James Harden on critics: “They talk too much about fouls and not the actual greatness” of his game

Associated Press

There are a lot of people who just don’t like to watch James Harden play basketball.

They get that it is effective, you can’t deny the numbers: In his last 12 games, Harden has averaged 40.1 points with a crazy-good 64 true shooting percentage, plus 9 assists and 6.6 rebounds per contest. He’s dragged the Rockets to an 11-1 record in those games, the team up into the playoffs, and himself into the MVP conversation.

But it’s not graceful, not always fluid. Watching Harden is not like watching Stephen Curry drain 28-foot threes or Giannis Antetokounmpo attack the rim. It’s a lot of free throws and isolation dribbling, a lot of flopping and selling calls. Harden is the master at drawing fouls — he swings his arms into the contact and throws his head back to accentuate the blow — but is strong enough to score through the hits. Harden is propelling his current run with threes, averaging 17.2 attempts a game in his last five (23 against the Warriors), hitting 43 percent of them. He pushes the envelope and gets the job done, but it’s not the beautiful game.

So the critics come out, and it’s usually with the complaint, “why does he get all these foul calls?” Harden responded after he dropped 44 on the Warriors including a three in OT to get the win.

Harden is great — and drawing fouls is a skill. It’s one Antetokounmpo and Kevin Durant and LeBron James and others have as well, Harden is simply the best at it and uses it the most. He forces the contact and makes sure he’s fouled — that’s part of the game.

Harden has grown frustrated in the postseason when the referees let guys play a little more — last season Harden’s free throw rate plummeted (by percentage) and he got to the line more than three fewer times a game. That’s the part of the game Harden must adapt to.

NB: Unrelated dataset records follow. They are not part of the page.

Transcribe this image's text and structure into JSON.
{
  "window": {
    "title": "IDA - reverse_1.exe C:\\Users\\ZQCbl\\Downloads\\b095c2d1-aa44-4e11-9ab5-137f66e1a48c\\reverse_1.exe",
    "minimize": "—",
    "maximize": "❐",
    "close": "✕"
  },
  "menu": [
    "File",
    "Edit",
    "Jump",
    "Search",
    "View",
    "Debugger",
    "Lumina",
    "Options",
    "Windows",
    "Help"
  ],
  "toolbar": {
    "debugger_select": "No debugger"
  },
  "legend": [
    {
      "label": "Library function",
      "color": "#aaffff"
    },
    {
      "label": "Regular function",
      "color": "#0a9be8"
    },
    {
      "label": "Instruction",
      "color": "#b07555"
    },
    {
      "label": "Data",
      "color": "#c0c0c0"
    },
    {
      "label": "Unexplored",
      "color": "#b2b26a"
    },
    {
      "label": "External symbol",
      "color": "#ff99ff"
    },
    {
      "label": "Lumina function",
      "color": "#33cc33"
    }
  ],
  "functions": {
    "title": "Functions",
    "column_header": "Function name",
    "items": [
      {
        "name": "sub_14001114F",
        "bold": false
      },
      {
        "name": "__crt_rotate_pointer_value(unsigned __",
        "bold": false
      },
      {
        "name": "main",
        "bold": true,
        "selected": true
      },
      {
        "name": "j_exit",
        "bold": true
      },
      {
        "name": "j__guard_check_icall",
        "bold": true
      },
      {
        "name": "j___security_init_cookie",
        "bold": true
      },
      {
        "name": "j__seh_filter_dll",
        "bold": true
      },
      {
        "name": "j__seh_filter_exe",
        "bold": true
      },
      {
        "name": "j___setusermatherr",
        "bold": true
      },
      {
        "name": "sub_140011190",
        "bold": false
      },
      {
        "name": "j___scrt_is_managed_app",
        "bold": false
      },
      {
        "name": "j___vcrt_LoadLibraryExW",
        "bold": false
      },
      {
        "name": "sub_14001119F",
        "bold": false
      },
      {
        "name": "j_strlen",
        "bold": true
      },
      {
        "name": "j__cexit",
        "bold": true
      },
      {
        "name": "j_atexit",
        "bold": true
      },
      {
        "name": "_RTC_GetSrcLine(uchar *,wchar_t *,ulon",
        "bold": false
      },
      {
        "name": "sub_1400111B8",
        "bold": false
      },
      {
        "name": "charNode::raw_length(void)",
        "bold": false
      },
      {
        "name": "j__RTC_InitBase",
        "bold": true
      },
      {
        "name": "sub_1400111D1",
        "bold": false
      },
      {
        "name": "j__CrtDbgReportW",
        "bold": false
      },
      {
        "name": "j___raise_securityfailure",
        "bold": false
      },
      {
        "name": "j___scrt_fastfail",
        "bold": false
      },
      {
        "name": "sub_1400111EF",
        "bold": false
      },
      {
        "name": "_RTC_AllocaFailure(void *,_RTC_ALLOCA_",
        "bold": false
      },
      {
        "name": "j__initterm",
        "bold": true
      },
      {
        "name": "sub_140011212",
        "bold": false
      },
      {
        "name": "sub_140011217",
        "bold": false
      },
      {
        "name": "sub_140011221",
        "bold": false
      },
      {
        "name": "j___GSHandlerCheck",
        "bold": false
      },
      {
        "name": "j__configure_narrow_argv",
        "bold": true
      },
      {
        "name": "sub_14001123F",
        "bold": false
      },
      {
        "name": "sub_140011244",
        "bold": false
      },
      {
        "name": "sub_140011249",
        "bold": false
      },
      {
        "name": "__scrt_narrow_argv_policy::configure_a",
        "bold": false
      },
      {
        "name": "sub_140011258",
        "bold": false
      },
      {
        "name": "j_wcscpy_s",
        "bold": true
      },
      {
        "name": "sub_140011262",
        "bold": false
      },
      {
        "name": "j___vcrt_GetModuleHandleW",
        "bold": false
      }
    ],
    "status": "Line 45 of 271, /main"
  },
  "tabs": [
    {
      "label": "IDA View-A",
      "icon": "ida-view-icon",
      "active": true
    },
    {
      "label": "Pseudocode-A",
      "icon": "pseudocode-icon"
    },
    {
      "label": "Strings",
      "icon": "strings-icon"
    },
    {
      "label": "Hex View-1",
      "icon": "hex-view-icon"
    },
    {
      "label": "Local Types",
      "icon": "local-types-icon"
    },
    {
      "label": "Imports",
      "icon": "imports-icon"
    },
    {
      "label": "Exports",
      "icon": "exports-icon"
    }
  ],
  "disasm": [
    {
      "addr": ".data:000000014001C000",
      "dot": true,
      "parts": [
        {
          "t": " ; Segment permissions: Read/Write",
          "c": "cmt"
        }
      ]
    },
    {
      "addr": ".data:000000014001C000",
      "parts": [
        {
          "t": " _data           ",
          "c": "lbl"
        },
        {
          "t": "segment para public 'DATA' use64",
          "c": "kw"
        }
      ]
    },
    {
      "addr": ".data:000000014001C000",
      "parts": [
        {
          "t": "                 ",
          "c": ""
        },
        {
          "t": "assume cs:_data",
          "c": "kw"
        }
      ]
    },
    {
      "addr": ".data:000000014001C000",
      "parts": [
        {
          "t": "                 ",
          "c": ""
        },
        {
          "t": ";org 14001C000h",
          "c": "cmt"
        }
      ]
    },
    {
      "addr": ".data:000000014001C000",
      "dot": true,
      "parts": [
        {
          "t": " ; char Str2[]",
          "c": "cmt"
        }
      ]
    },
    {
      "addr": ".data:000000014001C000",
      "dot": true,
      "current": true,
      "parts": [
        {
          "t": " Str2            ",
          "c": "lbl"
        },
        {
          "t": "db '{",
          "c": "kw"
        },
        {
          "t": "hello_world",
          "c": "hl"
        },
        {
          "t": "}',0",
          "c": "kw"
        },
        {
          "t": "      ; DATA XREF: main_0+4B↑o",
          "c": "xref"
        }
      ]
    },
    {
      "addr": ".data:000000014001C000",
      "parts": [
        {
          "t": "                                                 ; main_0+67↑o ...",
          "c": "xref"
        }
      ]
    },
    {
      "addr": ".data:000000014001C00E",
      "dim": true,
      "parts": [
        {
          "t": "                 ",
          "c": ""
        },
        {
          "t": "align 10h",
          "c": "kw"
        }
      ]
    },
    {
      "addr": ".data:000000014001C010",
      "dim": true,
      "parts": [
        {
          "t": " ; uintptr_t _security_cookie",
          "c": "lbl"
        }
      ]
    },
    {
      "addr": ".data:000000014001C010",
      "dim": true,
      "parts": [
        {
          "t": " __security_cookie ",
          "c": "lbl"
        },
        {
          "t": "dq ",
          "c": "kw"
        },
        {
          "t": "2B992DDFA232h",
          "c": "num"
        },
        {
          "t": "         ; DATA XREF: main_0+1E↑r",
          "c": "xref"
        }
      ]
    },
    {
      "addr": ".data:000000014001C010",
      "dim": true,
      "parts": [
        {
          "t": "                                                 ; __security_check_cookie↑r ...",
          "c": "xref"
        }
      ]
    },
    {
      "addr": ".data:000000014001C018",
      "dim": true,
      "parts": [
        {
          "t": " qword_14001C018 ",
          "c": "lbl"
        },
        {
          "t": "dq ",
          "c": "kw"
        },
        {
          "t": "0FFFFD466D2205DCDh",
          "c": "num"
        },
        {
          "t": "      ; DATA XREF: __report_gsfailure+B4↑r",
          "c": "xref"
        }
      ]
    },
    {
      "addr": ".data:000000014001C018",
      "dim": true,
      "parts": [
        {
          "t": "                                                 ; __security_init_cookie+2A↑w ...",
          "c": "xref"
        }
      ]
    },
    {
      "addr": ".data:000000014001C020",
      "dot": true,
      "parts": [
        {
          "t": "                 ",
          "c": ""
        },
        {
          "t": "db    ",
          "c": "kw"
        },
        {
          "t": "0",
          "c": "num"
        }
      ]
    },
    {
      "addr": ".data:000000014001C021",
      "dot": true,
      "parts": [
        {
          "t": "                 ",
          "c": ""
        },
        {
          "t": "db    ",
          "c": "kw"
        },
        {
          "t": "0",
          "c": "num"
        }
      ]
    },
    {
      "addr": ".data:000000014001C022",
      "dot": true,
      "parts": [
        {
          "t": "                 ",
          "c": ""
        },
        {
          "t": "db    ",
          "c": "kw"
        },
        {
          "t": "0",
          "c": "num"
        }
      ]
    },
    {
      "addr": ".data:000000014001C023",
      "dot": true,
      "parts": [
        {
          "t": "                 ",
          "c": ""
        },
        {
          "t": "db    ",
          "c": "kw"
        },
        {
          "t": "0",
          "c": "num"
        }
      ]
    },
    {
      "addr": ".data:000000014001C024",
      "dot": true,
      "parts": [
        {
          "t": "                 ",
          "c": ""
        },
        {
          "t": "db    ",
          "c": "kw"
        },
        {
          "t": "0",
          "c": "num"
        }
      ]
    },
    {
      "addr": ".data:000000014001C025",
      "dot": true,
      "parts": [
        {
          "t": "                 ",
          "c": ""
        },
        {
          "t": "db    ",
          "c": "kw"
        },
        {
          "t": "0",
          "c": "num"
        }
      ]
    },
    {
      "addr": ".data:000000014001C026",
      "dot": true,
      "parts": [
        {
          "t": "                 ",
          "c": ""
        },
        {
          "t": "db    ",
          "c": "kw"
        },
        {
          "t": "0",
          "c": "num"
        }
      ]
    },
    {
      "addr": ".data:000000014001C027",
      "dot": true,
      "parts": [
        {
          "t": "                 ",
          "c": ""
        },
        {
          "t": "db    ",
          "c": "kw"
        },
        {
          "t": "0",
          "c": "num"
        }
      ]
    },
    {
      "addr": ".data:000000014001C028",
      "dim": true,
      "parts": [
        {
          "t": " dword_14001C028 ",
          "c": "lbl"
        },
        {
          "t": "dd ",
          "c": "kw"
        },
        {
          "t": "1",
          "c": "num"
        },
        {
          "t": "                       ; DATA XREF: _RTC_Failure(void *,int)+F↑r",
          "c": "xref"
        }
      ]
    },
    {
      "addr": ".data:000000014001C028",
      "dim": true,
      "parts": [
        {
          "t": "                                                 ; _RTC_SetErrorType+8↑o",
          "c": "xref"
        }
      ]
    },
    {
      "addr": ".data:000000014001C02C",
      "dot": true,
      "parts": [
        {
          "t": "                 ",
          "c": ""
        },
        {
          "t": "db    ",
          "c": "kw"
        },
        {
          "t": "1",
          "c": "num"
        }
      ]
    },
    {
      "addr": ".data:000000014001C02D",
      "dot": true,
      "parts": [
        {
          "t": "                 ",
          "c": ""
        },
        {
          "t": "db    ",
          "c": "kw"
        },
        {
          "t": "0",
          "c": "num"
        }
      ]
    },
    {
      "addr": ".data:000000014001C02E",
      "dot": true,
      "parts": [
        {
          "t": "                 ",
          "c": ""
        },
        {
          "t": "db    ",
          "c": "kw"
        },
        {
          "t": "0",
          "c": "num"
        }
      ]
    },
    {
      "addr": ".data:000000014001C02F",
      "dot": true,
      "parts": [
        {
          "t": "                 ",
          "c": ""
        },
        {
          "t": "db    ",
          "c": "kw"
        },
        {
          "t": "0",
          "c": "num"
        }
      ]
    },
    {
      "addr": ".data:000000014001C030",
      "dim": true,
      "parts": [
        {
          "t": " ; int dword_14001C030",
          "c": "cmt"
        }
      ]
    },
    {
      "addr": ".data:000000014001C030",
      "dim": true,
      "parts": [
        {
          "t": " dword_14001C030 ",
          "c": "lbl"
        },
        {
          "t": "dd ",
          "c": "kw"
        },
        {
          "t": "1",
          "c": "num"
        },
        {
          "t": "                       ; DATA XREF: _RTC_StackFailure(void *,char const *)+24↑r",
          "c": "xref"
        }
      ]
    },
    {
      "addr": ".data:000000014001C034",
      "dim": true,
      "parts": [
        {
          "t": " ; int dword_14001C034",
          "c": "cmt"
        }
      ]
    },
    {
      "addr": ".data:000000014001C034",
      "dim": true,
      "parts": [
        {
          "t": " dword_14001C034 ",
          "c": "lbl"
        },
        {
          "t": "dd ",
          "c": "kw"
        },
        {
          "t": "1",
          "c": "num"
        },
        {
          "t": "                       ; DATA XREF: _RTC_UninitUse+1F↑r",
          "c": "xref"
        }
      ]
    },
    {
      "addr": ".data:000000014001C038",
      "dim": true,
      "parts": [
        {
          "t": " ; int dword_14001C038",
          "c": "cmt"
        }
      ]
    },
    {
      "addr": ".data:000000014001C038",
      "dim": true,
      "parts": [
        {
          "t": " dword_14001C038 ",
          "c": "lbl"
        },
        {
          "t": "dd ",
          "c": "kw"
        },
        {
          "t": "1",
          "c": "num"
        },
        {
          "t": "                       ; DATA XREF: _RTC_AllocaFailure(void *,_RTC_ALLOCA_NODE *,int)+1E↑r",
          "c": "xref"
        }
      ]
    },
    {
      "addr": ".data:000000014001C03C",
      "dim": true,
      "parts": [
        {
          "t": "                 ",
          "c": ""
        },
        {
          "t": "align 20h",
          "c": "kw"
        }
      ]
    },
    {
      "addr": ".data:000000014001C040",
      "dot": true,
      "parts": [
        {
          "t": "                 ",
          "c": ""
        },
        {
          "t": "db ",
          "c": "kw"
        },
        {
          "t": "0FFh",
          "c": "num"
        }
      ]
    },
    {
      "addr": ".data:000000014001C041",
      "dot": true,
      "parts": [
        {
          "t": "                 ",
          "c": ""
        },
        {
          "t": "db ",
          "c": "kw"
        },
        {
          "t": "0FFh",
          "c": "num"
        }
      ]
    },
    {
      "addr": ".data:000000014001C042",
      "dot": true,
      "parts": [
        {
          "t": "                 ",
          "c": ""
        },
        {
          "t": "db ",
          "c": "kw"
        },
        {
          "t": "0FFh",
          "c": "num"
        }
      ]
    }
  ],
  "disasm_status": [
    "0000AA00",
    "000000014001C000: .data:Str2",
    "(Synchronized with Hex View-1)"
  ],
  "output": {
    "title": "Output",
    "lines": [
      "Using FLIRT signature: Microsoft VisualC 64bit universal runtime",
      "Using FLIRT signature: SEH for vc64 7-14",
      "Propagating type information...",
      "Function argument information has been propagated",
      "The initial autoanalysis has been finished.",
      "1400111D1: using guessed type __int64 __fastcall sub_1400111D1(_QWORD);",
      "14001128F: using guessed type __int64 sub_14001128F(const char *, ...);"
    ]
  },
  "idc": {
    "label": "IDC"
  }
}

Harden’s game, however, is much more than fouls. It’s the best step back going (even if he travels on it now and again), his hesitation moves are sublime, and he just has an “old man at the Y” quality to his game that is old-school. It’s to be appreciated and admired.

Even if it’s not always pretty.